Activity more recently has focused on lower-rated issuers that have struggled to lure investor support owing to concerns over their solvency, and some bigger borrowers moving opportunistically to take advantage of record-low borrowing costs to lock in savings and push out debt maturities.
Kinder Morgan sold debt on Monday, for example, raising $1.25bn in part to refinance debt coming due in September.
AT&T also sold debt on Monday, boosting the month’s total by raising $11bn across five maturities to buy back debt coming due in roughly the next five years. The new debt ranges from a $2.25bn bond maturing in seven-and-a-half years to a $1.5bn bond maturing in over 40 years.
The average yield across investment-grade bonds fell below 2 per cent for the first time ever this month, according to an index run by Ice Data Services — and analysts are forecasting corporate borrowing costs could decline further as strong demand from investors meets dwindling supply, pushing prices higher.
“It’s definitely going to be slower for the remainder of the year but companies will come to market that need to extend their maturities,” said Monica Erickson, head of the investment-grade corporate team at DoubleLine Capital in Los Angeles.

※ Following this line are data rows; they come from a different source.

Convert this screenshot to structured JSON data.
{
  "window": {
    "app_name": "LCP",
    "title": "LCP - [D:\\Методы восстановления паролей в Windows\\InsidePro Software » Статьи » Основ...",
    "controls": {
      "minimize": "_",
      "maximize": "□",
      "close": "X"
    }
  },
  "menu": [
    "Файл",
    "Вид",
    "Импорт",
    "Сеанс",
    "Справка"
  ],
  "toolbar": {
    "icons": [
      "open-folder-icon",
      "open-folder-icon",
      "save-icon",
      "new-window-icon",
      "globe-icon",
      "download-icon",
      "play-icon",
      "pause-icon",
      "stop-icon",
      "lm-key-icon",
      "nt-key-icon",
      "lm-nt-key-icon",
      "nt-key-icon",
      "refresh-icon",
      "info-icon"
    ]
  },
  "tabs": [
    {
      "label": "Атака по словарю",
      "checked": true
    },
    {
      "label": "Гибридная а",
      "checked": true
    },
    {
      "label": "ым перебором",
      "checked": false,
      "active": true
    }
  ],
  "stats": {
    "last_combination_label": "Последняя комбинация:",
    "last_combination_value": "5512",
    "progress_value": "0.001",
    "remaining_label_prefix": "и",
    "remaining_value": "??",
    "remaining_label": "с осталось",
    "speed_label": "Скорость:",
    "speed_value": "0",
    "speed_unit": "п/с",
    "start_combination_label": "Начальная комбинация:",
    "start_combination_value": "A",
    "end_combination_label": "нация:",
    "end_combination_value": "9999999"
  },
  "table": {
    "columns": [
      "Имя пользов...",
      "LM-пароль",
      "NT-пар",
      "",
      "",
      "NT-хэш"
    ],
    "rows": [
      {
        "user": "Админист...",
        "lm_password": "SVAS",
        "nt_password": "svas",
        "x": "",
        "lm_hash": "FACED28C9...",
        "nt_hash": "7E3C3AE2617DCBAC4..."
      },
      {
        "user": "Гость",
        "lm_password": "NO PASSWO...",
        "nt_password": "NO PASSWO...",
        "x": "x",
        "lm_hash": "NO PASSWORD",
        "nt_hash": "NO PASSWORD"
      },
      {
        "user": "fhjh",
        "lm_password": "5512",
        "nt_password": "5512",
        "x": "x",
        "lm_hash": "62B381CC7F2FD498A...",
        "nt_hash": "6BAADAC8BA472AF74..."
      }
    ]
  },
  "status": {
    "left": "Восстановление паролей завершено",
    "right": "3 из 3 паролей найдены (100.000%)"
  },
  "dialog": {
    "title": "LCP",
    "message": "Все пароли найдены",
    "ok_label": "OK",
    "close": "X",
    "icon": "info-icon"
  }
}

John Stephens, chief financial officer at AT&T, said on the company’s earnings call last week that its cost of debt is as low as he has ever seen. “We’re very active in the capital markets just on managing that debt side, and I think the markets have responded well to that . . . it will continue to be a focus of ours,” he said.